* _YOUR TASK_:
What comes back must be the data itself, retyped exactly.

↓

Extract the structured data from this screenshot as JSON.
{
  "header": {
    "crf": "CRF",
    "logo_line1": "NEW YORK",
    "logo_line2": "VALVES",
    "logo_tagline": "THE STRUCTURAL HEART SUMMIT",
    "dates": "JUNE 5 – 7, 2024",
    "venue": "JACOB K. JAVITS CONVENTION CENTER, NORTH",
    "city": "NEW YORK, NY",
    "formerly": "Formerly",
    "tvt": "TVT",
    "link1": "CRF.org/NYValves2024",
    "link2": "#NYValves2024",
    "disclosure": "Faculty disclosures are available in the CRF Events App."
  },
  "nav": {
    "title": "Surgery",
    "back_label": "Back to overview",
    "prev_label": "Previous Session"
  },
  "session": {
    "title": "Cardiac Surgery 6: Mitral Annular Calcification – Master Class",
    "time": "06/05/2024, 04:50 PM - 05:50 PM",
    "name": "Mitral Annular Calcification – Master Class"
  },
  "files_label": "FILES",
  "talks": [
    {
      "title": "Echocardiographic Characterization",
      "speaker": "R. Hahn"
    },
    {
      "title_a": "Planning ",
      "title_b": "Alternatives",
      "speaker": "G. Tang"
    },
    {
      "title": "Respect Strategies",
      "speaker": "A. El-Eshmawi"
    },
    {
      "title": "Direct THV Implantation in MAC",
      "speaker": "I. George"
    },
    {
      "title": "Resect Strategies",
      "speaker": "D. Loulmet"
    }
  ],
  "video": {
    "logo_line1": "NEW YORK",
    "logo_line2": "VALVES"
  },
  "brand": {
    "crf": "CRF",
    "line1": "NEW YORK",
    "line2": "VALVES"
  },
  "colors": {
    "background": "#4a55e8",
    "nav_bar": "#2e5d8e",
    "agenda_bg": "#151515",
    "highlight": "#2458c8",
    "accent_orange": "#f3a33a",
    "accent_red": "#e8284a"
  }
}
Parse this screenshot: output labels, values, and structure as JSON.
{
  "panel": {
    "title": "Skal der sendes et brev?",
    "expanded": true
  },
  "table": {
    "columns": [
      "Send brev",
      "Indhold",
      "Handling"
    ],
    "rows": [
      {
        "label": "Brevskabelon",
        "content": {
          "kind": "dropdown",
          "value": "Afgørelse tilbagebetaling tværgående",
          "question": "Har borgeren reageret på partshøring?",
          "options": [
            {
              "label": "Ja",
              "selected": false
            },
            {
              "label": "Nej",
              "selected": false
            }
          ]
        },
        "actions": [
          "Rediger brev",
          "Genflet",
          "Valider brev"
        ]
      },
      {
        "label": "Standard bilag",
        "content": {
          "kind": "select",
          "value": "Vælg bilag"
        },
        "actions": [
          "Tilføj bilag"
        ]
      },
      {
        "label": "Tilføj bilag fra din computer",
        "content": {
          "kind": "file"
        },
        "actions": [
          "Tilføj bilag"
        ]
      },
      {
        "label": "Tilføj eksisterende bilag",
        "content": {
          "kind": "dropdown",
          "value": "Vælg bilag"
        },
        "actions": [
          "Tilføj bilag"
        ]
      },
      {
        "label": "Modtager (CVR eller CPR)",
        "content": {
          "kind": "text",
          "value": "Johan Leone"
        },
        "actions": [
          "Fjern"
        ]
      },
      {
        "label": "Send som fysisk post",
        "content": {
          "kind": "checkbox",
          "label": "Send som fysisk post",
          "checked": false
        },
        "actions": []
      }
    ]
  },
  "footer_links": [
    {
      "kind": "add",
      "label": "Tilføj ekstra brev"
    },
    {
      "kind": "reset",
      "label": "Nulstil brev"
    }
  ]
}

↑

* _SOLUTION_:
Extract the structured data from this screenshot as JSON.
{
  "header": {
    "crf": "CRF",
    "logo_line1": "NEW YORK",
    "logo_line2": "VALVES",
    "logo_tagline": "THE STRUCTURAL HEART SUMMIT",
    "dates": "JUNE 5 – 7, 2024",
    "venue": "JACOB K. JAVITS CONVENTION CENTER, NORTH",
    "city": "NEW YORK, NY",
    "formerly": "Formerly",
    "tvt": "TVT",
    "link1": "CRF.org/NYValves2024",
    "link2": "#NYValves2024",
    "disclosure": "Faculty disclosures are available in the CRF Events App."
  },
  "nav": {
    "title": "Surgery",
    "back_label": "Back to overview",
    "prev_label": "Previous Session"
  },
  "session": {
    "title": "Cardiac Surgery 6: Mitral Annular Calcification – Master Class",
    "time": "06/05/2024, 04:50 PM - 05:50 PM",
    "name": "Mitral Annular Calcification – Master Class"
  },
  "files_label": "FILES",
  "talks": [
    {
      "title": "Echocardiographic Characterization",
      "speaker": "R. Hahn"
    },
    {
      "title_a": "Planning ",
      "title_b": "Alternatives",
      "speaker": "G. Tang"
    },
    {
      "title": "Respect Strategies",
      "speaker": "A. El-Eshmawi"
    },
    {
      "title": "Direct THV Implantation in MAC",
      "speaker": "I. George"
    },
    {
      "title": "Resect Strategies",
      "speaker": "D. Loulmet"
    }
  ],
  "video": {
    "logo_line1": "NEW YORK",
    "logo_line2": "VALVES"
  },
  "brand": {
    "crf": "CRF",
    "line1": "NEW YORK",
    "line2": "VALVES"
  },
  "colors": {
    "background": "#4a55e8",
    "nav_bar": "#2e5d8e",
    "agenda_bg": "#151515",
    "highlight": "#2458c8",
    "accent_orange": "#f3a33a",
    "accent_red": "#e8284a"
  }
}
Parse this screenshot: output labels, values, and structure as JSON.
{
  "panel": {
    "title": "Skal der sendes et brev?",
    "expanded": true
  },
  "table": {
    "columns": [
      "Send brev",
      "Indhold",
      "Handling"
    ],
    "rows": [
      {
        "label": "Brevskabelon",
        "content": {
          "kind": "dropdown",
          "value": "Afgørelse tilbagebetaling tværgående",
          "question": "Har borgeren reageret på partshøring?",
          "options": [
            {
              "label": "Ja",
              "selected": false
            },
            {
              "label": "Nej",
              "selected": false
            }
          ]
        },
        "actions": [
          "Rediger brev",
          "Genflet",
          "Valider brev"
        ]
      },
      {
        "label": "Standard bilag",
        "content": {
          "kind": "select",
          "value": "Vælg bilag"
        },
        "actions": [
          "Tilføj bilag"
        ]
      },
      {
        "label": "Tilføj bilag fra din computer",
        "content": {
          "kind": "file"
        },
        "actions": [
          "Tilføj bilag"
        ]
      },
      {
        "label": "Tilføj eksisterende bilag",
        "content": {
          "kind": "dropdown",
          "value": "Vælg bilag"
        },
        "actions": [
          "Tilføj bilag"
        ]
      },
      {
        "label": "Modtager (CVR eller CPR)",
        "content": {
          "kind": "text",
          "value": "Johan Leone"
        },
        "actions": [
          "Fjern"
        ]
      },
      {
        "label": "Send som fysisk post",
        "content": {
          "kind": "checkbox",
          "label": "Send som fysisk post",
          "checked": false
        },
        "actions": []
      }
    ]
  },
  "footer_links": [
    {
      "kind": "add",
      "label": "Tilføj ekstra brev"
    },
    {
      "kind": "reset",
      "label": "Nulstil brev"
    }
  ]
}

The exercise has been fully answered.